= Activity =
The required output is the exact run of lines below that opens at the line with "Serialize everything readable" and closes at the line with "Enumerate this screenshot's".

= Given information =
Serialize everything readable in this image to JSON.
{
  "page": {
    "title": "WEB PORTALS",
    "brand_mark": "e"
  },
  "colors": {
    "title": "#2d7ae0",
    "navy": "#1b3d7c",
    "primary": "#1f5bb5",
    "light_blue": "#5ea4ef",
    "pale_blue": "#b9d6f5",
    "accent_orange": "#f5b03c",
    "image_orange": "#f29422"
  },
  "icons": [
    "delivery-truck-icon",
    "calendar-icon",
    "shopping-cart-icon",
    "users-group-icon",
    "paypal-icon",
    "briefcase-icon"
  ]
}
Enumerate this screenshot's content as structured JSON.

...

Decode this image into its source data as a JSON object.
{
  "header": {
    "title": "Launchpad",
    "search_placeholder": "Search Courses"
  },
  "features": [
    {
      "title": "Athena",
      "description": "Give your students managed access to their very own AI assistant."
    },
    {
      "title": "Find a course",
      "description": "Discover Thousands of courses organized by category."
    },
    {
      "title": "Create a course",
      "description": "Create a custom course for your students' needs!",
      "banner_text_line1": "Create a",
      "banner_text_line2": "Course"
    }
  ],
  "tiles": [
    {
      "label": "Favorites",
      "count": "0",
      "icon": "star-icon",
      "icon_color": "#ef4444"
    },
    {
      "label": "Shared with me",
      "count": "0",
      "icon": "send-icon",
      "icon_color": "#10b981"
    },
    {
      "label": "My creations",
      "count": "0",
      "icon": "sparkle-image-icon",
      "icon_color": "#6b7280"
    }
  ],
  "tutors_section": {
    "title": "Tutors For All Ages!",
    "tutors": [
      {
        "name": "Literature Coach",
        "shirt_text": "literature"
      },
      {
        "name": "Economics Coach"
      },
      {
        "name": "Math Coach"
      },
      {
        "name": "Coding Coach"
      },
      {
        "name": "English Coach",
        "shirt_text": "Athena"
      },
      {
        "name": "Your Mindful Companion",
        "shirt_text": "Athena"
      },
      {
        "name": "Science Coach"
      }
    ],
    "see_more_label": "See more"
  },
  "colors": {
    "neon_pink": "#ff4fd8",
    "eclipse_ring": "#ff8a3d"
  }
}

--

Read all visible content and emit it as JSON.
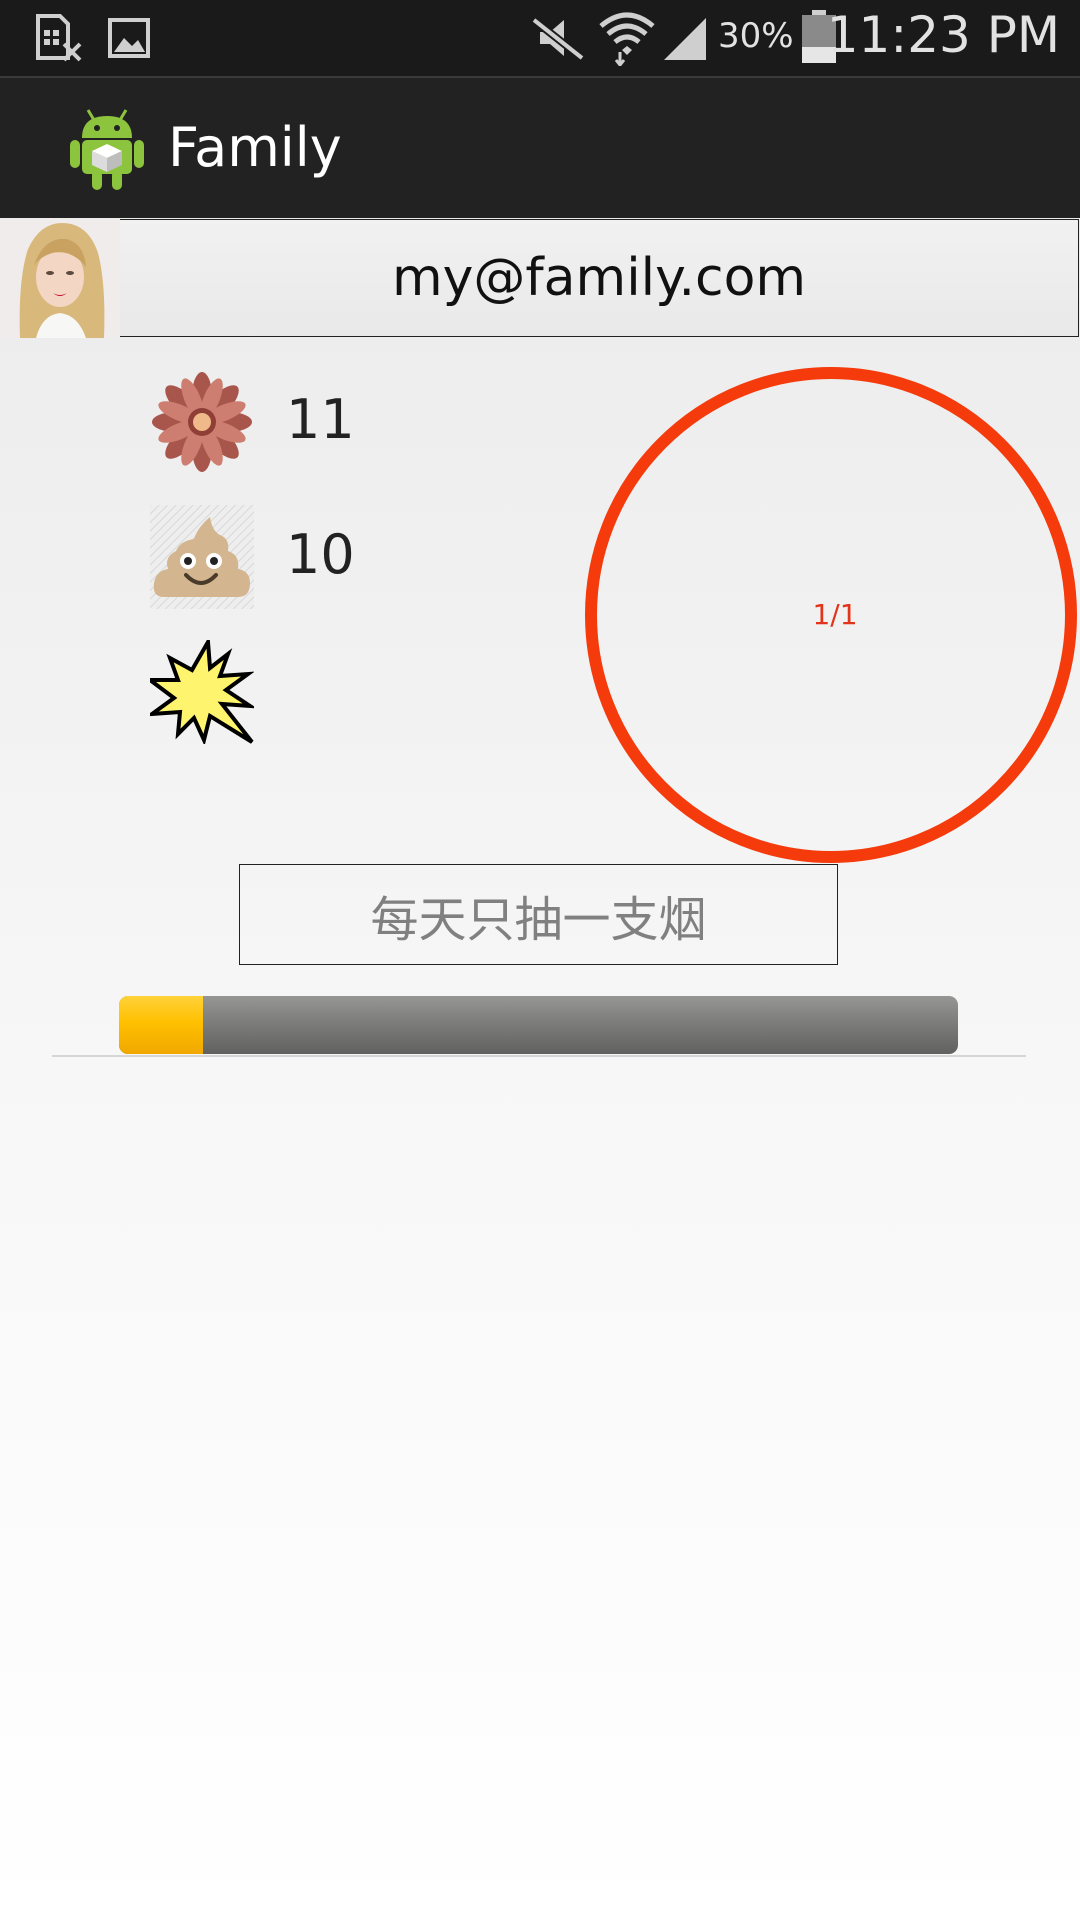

= Response to this exercise =
Serialize everything readable in this image to JSON.
{
  "page": {
    "title": "WEB PORTALS",
    "brand_mark": "e"
  },
  "colors": {
    "title": "#2d7ae0",
    "navy": "#1b3d7c",
    "primary": "#1f5bb5",
    "light_blue": "#5ea4ef",
    "pale_blue": "#b9d6f5",
    "accent_orange": "#f5b03c",
    "image_orange": "#f29422"
  },
  "icons": [
    "delivery-truck-icon",
    "calendar-icon",
    "shopping-cart-icon",
    "users-group-icon",
    "paypal-icon",
    "briefcase-icon"
  ]
}
Enumerate this screenshot's content as structured JSON.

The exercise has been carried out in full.